Washington University Law Quarterly
This Article first provides the traditional scholarly survey of legislative history, statutory analysis, and governmental and judicial interpretations. Part II reviews the history of § 104(a)(2) and offers a substantive inquiry into the Supreme Court opinions in United States v. Burke, Commissioner v. Schleier, and in the major cases leading up to these decisions. Part III then reviews the tax policy assumptions supporting § 104(a)(2) from a perspective of both before and after the 1996 amendments. Part IV chronicles the history and current status of various federally enacted civil rights statutes. This part then presents a historical overview of the emergence of tort reform at the federal and state levels— a reform in many ways diametrically opposed to that of civil rights legislation evolving and expanding the scope of protections and remedies. These two movements— civil rights and tort reform— elucidate the current status of § 104(a)(2). With respect to § 104(a)(2), tort reform takes place not in the traditional sense, Congress passing federal tort reform, but rather through the “back door”— tort reform in a taxing statute. Part V criticizes the judicial craftsmanship used in United States v. Burke and Commissioner v. Schleier. Part VI archives the well-documented negative psychological, physical, social, economical, and societal consequences that result from various forms of discrimination. Part VII applies psychoanalytic and cognitive theories of psychology to support the thesis that the 1996 amendment to § 104(a)(2) is a product of unconscious judicial and legislative discrimination. Finally, Part VIII concludes the Article, recommending that Congress take immediate action to remedy the tax discrimination leveled against victims of dignatory torts and raise revenues to support the exclusion by disallowing deductions for amounts paid to victims of discrimination by the tortfeasors. In an effort to effectively influence the drafting of appropriate legislation, this Article will conclusively demonstrate that in the context of § 104(a)(2) there are no sustainable or well-founded tax or social policy justifications for treating victims of nonphysical injuries differently from those of physical injuries. Rather, broad social and congressional policy requires that victims of discrimination, in all its forms, be treated equally for tax purposes.

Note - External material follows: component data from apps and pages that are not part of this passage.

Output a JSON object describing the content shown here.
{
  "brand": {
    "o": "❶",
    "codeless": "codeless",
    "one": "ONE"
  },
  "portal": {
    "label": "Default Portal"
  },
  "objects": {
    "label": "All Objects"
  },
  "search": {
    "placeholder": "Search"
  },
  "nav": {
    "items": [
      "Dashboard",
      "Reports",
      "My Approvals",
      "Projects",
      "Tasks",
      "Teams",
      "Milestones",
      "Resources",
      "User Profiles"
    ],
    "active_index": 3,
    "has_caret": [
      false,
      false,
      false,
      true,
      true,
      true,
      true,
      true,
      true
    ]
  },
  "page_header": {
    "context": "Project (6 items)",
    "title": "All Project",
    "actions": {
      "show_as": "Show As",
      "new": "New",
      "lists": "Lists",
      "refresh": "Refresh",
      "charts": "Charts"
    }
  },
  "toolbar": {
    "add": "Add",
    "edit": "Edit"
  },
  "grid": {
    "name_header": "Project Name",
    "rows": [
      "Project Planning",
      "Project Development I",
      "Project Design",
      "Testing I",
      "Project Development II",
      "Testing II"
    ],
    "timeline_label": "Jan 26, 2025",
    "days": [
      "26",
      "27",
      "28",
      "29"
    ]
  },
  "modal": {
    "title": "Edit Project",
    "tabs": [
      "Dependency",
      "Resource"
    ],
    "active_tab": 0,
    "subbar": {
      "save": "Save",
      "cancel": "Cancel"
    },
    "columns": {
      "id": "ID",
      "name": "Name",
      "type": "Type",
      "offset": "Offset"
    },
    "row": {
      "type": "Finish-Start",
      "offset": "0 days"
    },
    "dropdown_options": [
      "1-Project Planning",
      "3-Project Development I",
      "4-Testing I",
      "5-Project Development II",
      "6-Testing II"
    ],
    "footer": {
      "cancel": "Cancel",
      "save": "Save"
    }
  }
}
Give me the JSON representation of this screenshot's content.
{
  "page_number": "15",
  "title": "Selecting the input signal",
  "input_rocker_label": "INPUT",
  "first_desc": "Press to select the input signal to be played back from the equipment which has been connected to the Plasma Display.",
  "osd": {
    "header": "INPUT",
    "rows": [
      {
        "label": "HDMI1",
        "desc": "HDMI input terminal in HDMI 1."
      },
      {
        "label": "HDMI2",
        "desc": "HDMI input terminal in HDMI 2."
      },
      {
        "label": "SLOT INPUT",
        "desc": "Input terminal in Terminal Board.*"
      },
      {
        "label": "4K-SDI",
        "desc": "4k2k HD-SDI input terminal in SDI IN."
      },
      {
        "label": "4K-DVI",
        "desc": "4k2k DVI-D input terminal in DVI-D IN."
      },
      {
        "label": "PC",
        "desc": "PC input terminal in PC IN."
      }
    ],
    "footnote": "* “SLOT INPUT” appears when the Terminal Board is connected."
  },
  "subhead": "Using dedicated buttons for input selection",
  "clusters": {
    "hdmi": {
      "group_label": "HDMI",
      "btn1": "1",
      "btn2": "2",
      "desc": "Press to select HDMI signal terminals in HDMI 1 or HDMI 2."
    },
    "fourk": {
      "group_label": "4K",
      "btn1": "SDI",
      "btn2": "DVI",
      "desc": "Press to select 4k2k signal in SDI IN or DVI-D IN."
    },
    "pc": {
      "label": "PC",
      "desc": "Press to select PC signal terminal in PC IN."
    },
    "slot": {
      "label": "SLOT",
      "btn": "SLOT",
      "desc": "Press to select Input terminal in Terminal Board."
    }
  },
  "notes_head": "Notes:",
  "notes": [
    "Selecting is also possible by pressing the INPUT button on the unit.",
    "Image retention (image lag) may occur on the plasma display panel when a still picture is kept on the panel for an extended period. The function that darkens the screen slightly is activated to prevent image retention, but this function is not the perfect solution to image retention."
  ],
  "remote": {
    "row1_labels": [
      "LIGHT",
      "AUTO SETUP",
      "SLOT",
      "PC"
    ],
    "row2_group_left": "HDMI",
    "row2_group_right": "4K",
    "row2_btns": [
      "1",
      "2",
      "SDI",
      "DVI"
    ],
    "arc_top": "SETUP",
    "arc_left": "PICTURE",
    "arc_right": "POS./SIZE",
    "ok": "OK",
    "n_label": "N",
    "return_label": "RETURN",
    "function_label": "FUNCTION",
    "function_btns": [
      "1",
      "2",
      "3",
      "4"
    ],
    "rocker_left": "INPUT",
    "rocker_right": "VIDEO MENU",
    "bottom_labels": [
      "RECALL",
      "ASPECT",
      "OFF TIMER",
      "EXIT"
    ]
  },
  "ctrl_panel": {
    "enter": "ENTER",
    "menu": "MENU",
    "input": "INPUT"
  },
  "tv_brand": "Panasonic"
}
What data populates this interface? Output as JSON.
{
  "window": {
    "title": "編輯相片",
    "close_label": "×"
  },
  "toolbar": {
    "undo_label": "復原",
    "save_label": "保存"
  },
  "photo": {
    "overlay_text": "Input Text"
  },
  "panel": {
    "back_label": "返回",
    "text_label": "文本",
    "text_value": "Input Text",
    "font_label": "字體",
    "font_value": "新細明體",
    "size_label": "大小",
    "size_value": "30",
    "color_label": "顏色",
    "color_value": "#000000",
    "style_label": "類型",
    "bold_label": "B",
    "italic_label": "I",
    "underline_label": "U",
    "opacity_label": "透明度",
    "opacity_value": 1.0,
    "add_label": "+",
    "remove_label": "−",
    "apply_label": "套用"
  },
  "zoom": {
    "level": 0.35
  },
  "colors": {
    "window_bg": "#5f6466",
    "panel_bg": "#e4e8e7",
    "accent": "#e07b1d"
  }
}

Mark J. Wolff,
Sex, Race, and Age: Double Discrimination in Torts And Taxes,
78 Wash. U. L. Q. 1341
Available at: http://openscholarship.wustl.edu/law_lawreview/vol78/iss4/4